Musician, professor, and now OSU usher

People who know Gary “Doc” Dickerson associate him with the band Rusty Vinyl or with Heidelberg University, where he has been teaching in the communication department since 1982.

Having grown up in Columbus, Dickerson earned his undergraduate degree at Ohio State University. His wife, Jan, also took courses at Ohio State. Now, the couple has two adult sons living in the Columbus area. Starting Sept. 6, the Dickersons will be serving as volunteer ushers at this season’s Ohio State home games.

“I’ve got a lot of friends who have been doing this for a very long time, very close friends. It always looked like it was a lot of fun to be a part of that whole Ohio State football scene,” Dickerson said. “As I get closer to retirement, I am looking for some activities I’ve been putting on hold for awhile, waiting for the kids to grow up and that sort of thing.”

Dickerson said he and Jan had applied for the positions about a year ago. One of his usher friends, Dan Dean, was officiating a baseball game at Heidelberg last spring, so Dickerson asked what more he needed to do to be part of the program. Dean told them they might need to re-apply, but he would look into it. Before long, the Dickersons got a call to schedule interviews.

“It was a big deal. We had to go down and interview for a volunteer position,” Dickerson said.

They were told a crew of more than 600 people are needed to work at each game. The couple also had to participate in two training sessions. They will be assigned to a certain area and work there all season, but spouses usually are not assigned to the same section. The job includes a 50 percent discount on food at the concession stands.

For the first time, the university will have three home games at night. Dickerson said those might be a bit uncomfortable in October and November, but at least they will get to see all the games.

For many years, Dickerson was able to buy alumni tickets for two Ohio State games annually. When he stopped buying tickets, they became more difficult to get. At times, he went down for the unique atmosphere at the tailgate parties, especially in the parking area near the baseball fields. Dickerson said that crowd sets up big-screen TVs and brings in lots of food.

“I don’t even know if those people go to the games. Maybe they just want to pay for the parking,” Dickerson said.

The couple had to buy their own usher uniforms, including hats, special shirts and a light nylon jacket. They ordered the jackets extra large to accommodate layers for cold weather. Dickerson said they didn’t mind the purchases because they plan to continue as ushers.

“This is something I have wanted to do,” Dickerson said. “You get into all the games and get stadium parking.

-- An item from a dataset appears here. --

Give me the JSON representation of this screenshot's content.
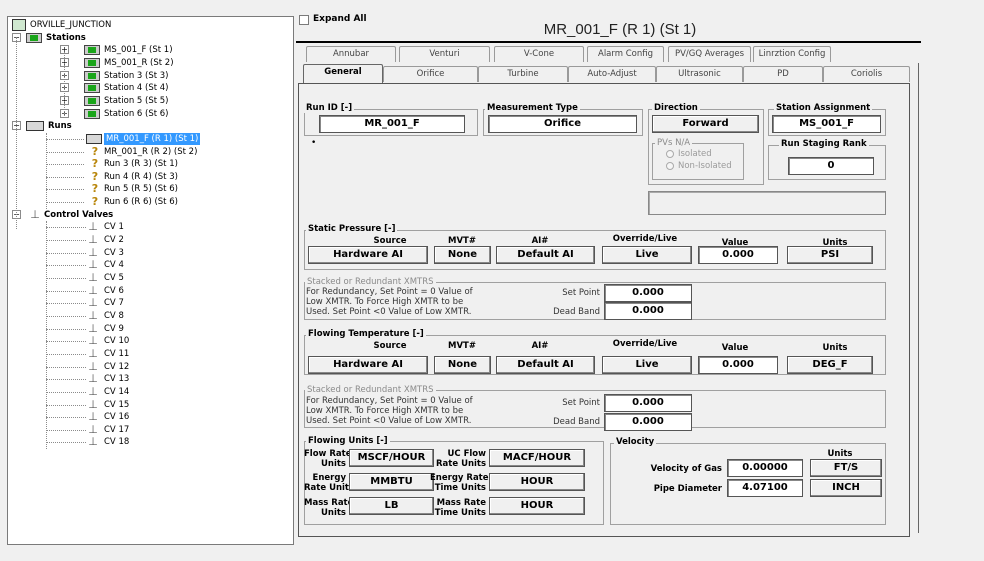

They do send you complimentary passes that you can share with friends at games they don’t think will sell out. Jan and I both got two tickets each for the Kent State game that we gave away to our kids.”

Ushers need to check in at the stadium more than two hours before kick-off, which Dickerson said is a challenge for noon games. They will need to get an early start to beat the heavy traffic going into the city on game days. Arriving early will allow them to get better parking spots.

Dickerson said they plan to camp out with their sons after the night games.

“That makes it easy for us. We don’t have to drive back,” Dickerson said. “They’ll be able to tailgate with us. Since we have a parking spot there, it will make it easier to tailgate on the site. … You don’t tailgate before the game, because you can’t imbibe.”

Working at the stadium also will be nostalgic for Dickerson, who was a student while Heisman Trophy winner Archie Griffin was on the team. Jan is from Illinois, so she may be cheering for the opposing team at one game.

Dickerson said his most memorable game as a student was a contest against the University of Michigan.

“They still show it on Big Ten Classics – when Ohio State beat Michigan 12-10 and they never got past Michigan’s 20-yard line. They kicked four long field goals,” he recalled.

“It’s kind of exciting at this stage of my life to take on a new adventure,” he added.